→ Assignment: Please copy each line below that contains the word "Navigation".

The input Block Start

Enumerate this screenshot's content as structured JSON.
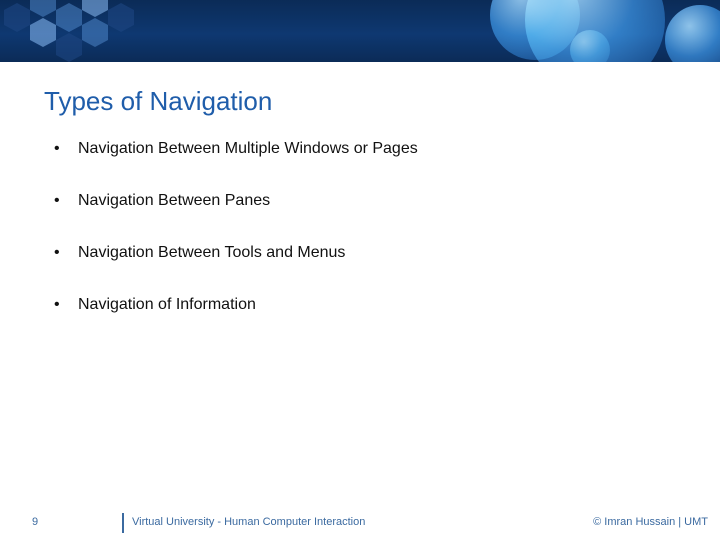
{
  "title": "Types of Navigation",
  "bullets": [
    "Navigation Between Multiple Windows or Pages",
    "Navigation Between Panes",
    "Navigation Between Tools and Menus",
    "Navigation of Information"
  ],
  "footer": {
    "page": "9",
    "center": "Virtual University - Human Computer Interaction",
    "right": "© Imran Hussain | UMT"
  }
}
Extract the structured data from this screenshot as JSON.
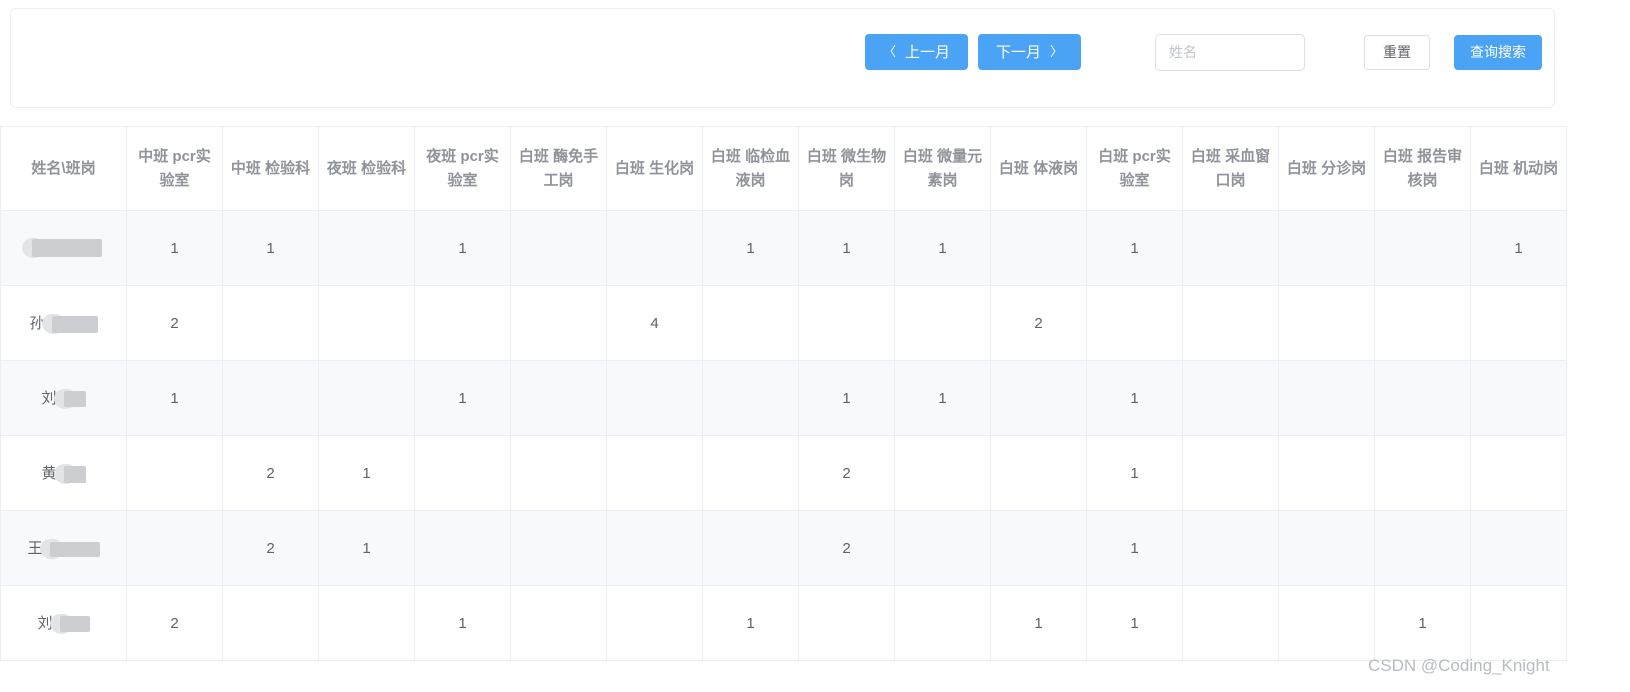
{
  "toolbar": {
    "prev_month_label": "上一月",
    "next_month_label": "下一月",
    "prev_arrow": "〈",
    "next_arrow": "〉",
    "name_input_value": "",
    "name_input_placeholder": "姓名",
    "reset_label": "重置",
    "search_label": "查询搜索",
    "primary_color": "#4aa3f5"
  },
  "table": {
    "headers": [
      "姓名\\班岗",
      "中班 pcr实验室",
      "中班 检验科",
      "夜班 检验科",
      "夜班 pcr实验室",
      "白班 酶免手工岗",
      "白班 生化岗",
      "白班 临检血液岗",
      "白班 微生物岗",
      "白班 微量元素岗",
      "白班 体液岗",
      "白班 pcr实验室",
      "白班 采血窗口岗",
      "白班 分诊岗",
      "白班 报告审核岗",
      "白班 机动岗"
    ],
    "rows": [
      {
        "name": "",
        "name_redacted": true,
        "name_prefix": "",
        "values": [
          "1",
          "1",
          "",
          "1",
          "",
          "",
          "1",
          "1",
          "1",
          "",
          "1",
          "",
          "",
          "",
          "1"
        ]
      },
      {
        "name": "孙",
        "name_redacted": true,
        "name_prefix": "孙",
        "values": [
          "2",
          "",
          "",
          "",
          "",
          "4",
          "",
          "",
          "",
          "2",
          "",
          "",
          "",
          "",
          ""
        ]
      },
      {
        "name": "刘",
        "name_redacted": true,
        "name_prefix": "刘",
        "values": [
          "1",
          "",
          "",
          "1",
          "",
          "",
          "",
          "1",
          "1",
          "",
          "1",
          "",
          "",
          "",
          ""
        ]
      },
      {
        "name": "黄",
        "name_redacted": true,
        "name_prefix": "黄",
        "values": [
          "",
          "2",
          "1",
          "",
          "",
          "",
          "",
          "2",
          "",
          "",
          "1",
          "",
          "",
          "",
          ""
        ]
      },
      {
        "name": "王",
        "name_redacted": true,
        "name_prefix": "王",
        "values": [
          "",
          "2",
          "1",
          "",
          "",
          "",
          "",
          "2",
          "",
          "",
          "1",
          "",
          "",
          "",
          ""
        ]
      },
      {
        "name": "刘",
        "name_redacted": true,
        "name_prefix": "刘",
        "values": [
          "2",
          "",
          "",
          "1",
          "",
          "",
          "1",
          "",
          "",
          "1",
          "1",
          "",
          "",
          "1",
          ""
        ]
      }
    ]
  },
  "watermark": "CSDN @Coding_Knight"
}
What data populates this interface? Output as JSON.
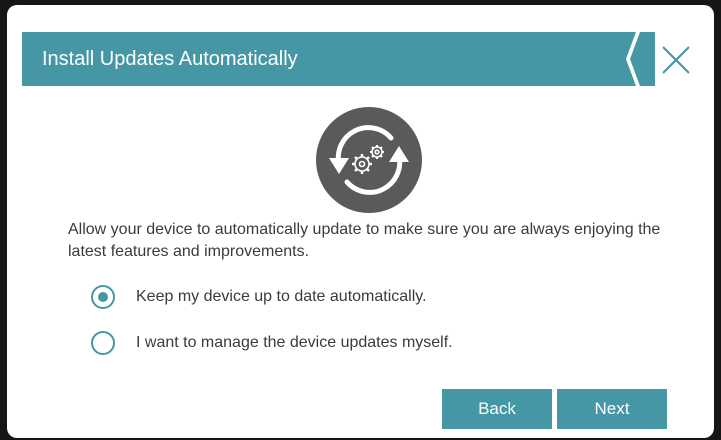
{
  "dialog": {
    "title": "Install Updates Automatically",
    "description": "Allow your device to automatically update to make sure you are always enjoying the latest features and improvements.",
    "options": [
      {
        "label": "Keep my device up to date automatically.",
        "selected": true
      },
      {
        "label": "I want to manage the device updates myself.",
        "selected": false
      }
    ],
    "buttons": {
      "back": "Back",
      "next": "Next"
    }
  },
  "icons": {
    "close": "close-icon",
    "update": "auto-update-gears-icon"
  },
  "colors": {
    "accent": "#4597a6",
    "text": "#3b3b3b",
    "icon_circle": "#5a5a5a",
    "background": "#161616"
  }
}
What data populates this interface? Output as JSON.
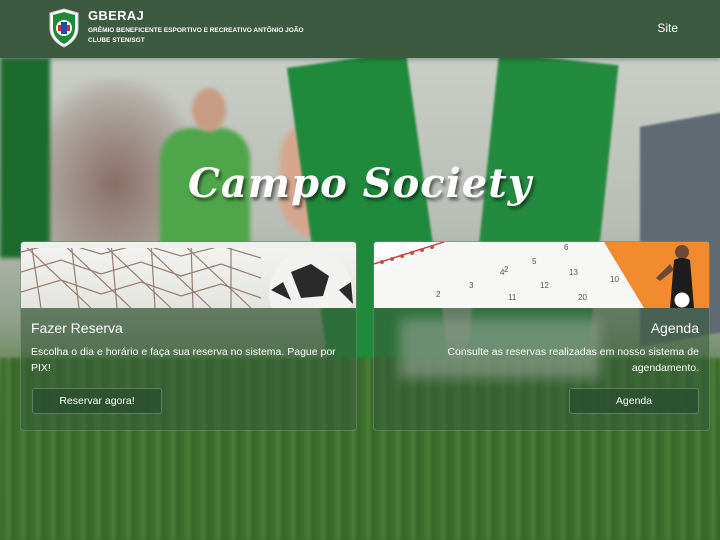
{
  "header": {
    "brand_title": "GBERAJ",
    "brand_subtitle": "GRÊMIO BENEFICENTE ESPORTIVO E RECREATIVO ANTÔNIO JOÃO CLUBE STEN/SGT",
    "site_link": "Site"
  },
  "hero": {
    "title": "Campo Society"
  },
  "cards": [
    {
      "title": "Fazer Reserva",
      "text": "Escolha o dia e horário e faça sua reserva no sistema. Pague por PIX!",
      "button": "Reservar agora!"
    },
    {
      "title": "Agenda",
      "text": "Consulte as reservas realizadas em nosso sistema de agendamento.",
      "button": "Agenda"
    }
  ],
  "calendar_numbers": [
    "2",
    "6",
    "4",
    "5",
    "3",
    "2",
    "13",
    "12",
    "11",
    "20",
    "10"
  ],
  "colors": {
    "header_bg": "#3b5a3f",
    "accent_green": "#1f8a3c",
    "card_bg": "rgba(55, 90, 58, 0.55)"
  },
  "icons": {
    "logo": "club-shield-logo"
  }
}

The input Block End

→ Task solution:
  "title": "Types of Navigation",
    "Navigation Between Multiple Windows or Pages",
    "Navigation Between Panes",
    "Navigation Between Tools and Menus",
    "Navigation of Information"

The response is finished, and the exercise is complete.